I am sure some of you reading this will say that Excel does the job. Indeed, ’good enough’ has become the reason for Excel’s longevity. However satisfactory will not provide any business with competitive advantage. Data is power. Today, it is collected and harvested in enormous volumes. Tomorrow, we will not just store data, but study it in real time to provide immediate value. Once the value has been extracted, we will be shortening its life to preserve storage space. Solutions that are able to respond to the needs of today’s businesses are already a reality. Actian’s Vectorwise, for example, can simplify data preparation and data management; the solution shortens the development delivery cycle while enabling business managers to run queries faster and glean immediate insight.
Thanks to improvements in terms of machine to machine (M2M) technology, there will soon be automated decision making generated by alerts in real time databases. Humans will become supervisors whose role is to moderate (from a mobile application or web interface) the automated decision making process. Technology evolves at breakneck pace and we can soon expect to see advanced mechanisms being put in place to simplify processes. The time has come to break Excel’s monopoly and herald a move towards powerful, fast databases that are able to free up the business ‘oil’ that data has become in terms of its value.

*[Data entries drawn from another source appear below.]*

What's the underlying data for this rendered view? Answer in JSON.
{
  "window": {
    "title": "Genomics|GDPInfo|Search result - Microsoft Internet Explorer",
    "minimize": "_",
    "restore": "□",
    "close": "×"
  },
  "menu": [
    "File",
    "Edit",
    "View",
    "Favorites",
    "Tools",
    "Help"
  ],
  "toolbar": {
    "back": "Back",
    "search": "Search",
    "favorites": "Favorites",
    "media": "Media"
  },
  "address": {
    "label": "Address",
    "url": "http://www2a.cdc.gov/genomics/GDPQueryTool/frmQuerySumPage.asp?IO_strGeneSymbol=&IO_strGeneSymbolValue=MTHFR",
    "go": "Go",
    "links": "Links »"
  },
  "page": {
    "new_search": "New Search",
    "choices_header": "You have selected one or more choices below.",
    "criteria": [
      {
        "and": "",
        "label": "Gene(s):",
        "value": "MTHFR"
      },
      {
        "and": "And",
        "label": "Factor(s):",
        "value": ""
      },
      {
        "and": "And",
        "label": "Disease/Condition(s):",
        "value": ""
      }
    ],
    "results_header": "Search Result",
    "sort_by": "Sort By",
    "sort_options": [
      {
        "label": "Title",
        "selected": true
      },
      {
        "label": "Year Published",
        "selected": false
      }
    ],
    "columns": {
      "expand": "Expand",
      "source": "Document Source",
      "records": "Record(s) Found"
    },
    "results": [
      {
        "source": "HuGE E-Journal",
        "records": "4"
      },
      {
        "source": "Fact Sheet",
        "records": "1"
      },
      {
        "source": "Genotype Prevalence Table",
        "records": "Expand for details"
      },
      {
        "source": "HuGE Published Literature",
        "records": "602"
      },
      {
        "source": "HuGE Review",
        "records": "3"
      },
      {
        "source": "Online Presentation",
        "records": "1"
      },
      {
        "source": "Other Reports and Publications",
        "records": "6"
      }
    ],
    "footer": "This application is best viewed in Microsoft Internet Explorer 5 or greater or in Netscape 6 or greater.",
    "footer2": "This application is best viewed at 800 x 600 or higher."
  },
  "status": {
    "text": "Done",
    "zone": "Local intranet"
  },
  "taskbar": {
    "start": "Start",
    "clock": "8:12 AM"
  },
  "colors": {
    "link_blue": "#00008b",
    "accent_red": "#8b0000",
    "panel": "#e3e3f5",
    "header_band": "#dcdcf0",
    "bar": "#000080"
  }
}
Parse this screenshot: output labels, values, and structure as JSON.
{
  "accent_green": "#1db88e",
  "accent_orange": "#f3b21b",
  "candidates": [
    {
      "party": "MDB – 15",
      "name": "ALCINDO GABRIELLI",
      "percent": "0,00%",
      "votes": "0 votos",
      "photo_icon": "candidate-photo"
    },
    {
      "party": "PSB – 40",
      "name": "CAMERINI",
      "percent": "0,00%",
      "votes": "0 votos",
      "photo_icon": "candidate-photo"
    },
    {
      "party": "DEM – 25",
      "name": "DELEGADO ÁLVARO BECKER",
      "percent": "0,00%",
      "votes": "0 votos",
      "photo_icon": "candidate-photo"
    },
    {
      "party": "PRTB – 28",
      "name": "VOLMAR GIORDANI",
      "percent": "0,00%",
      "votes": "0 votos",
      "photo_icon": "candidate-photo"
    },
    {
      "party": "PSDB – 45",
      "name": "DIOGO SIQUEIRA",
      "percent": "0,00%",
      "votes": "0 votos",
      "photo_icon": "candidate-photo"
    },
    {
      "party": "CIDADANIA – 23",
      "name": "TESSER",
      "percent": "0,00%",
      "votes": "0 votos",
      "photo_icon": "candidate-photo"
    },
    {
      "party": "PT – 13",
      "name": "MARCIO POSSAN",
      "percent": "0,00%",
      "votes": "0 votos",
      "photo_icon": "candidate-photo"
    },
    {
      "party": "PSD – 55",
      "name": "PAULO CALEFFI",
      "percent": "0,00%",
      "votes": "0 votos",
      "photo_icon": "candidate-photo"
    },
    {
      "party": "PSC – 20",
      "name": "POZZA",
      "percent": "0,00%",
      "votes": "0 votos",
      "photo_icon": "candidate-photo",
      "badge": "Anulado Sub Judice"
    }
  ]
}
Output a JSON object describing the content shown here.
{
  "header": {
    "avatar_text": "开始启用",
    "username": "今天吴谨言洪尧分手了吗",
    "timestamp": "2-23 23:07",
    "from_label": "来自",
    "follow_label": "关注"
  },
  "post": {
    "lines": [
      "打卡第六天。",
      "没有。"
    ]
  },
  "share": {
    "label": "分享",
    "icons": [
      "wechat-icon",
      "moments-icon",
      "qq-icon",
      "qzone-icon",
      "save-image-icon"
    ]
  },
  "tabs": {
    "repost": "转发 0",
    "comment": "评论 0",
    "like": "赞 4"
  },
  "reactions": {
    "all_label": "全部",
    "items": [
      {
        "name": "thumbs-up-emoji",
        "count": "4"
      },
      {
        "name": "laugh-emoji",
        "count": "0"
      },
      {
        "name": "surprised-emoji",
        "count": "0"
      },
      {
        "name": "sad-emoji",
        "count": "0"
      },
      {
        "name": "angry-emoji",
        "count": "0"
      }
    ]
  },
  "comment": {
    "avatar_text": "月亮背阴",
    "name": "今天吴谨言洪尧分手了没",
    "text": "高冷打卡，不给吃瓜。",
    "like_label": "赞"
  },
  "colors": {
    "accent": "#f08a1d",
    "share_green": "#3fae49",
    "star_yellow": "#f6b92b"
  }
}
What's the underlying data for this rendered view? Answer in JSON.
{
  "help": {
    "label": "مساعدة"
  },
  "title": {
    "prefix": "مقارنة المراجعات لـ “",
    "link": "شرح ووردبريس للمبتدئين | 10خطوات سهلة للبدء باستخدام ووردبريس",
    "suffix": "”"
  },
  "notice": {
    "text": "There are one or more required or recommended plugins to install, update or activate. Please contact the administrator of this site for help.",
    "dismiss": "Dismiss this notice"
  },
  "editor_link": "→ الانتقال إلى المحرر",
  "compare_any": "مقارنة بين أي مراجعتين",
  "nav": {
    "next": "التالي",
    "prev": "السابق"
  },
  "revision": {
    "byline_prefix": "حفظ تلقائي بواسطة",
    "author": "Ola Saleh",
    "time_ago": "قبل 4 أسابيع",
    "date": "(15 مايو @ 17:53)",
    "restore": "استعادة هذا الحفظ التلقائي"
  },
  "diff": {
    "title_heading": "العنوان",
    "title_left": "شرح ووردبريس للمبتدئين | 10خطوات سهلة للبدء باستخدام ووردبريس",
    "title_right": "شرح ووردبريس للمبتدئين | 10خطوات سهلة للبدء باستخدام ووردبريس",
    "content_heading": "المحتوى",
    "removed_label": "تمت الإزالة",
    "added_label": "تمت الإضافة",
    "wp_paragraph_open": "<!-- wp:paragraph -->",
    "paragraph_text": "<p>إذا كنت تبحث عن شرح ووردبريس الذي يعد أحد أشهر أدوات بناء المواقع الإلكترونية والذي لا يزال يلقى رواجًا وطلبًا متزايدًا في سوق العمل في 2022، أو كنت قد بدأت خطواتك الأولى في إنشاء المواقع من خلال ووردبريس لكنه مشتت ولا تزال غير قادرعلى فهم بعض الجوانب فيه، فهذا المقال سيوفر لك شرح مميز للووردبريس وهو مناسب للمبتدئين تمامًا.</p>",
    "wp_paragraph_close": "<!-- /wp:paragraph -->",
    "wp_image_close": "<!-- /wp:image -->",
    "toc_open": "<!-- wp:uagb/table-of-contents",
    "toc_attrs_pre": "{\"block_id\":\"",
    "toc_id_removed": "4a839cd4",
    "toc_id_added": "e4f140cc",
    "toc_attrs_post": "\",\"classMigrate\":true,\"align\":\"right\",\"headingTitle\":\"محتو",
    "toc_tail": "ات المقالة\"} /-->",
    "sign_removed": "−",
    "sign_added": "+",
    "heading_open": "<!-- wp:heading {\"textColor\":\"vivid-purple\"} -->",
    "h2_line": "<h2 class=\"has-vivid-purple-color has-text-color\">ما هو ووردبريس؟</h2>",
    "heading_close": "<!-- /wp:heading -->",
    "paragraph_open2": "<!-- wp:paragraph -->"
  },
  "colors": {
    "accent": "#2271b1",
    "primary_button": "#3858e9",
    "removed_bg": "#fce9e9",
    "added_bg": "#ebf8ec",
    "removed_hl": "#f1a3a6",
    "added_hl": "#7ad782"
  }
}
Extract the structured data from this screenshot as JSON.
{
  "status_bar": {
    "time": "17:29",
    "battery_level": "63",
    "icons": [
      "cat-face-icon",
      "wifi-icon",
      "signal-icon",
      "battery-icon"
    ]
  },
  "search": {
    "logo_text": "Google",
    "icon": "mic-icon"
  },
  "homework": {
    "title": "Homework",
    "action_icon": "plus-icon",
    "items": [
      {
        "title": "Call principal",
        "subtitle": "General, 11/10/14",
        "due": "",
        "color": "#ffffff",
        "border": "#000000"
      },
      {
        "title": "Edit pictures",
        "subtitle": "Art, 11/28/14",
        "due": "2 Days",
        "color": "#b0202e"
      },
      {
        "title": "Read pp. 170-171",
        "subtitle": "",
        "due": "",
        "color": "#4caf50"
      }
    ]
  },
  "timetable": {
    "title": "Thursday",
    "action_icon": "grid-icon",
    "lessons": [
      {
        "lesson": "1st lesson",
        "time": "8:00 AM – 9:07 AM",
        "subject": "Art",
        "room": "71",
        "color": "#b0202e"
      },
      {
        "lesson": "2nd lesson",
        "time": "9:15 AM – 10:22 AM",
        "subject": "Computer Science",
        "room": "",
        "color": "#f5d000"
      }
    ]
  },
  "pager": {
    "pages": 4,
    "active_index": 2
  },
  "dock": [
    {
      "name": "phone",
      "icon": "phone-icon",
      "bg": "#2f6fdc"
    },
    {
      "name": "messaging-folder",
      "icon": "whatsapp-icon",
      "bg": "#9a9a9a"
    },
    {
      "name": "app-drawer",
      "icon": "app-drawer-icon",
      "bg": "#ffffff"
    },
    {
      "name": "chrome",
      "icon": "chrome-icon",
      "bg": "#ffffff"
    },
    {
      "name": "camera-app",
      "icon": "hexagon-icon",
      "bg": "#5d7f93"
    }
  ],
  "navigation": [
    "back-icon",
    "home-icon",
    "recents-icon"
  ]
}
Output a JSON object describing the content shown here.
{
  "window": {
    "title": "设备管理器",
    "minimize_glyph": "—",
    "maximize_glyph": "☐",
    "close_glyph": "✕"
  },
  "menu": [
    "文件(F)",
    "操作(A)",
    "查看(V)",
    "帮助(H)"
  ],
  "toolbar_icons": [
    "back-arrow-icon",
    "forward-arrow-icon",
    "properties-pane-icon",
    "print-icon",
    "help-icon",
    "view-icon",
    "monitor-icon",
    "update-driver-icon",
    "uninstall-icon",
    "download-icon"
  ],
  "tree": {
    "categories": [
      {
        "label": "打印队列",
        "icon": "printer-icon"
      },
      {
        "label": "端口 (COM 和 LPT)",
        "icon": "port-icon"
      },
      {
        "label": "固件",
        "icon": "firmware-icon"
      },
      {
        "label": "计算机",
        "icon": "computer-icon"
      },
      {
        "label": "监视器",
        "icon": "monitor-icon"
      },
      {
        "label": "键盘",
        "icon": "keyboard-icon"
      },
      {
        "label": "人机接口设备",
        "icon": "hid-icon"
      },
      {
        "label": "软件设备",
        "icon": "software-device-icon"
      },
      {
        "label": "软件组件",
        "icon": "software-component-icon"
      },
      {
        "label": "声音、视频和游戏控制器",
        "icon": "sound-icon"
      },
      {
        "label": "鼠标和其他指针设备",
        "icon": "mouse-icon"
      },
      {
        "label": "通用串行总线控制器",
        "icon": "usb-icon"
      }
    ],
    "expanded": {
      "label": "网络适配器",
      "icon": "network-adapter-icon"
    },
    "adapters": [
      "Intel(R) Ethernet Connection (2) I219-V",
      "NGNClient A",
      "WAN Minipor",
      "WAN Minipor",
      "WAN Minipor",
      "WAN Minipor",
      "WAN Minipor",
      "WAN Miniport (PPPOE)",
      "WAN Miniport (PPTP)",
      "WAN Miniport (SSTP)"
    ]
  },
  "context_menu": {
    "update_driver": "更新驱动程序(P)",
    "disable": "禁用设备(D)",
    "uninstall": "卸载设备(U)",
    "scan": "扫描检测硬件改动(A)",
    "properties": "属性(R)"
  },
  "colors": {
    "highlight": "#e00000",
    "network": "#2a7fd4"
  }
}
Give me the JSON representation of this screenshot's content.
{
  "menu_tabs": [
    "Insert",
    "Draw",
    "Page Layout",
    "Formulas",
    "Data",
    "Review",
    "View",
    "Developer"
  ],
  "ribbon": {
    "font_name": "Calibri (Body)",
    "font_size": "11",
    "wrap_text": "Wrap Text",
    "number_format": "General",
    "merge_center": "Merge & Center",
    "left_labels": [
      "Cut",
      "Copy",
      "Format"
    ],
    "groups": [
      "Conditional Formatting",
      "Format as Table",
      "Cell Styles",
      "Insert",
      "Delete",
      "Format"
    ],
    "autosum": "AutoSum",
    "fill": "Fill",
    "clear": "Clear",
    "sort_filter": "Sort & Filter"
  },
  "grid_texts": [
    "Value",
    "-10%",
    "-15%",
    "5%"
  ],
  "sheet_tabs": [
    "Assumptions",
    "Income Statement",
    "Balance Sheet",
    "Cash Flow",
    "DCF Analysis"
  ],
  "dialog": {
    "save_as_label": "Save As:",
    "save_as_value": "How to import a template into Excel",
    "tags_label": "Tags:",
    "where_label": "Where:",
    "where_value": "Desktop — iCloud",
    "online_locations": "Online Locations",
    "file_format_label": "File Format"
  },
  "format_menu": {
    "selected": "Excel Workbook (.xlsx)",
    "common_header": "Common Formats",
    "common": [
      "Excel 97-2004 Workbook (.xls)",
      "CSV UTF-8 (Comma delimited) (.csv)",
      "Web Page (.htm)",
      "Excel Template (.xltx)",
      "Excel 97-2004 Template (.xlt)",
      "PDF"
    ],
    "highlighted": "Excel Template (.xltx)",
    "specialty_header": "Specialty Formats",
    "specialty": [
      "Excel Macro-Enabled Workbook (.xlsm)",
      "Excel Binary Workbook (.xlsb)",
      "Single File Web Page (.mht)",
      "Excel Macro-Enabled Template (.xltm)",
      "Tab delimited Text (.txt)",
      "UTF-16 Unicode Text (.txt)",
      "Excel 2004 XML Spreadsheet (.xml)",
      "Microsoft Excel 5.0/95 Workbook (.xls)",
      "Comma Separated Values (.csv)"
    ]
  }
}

Of course, from a policy maker’s point of view, this is a form of risk-taking as management will need to combat users’ resistance to change. Certainly, those companies for which Excel really is ’good enough‘ and ‘cheap enough’ have no reason to change. It is for the ones which depend on data analysis to create value that the change is needed. For the latter, it is time to leverage the power of analysis of large data volumes. It is also time that these analyses became available on existing commodity hardware, on a laptop or mobile devices.
All this power is now available and is waiting for companies to wake up to the limitations of Excel and explore the alternatives to the famous spreadsheet.
1Beyond the Wall of Resistance, Rick Mauer (http://www.rickmaurer.com/wp/articles-and-white-papers/resistance-to-change-why-it-matters-and-what-to-do-about-it)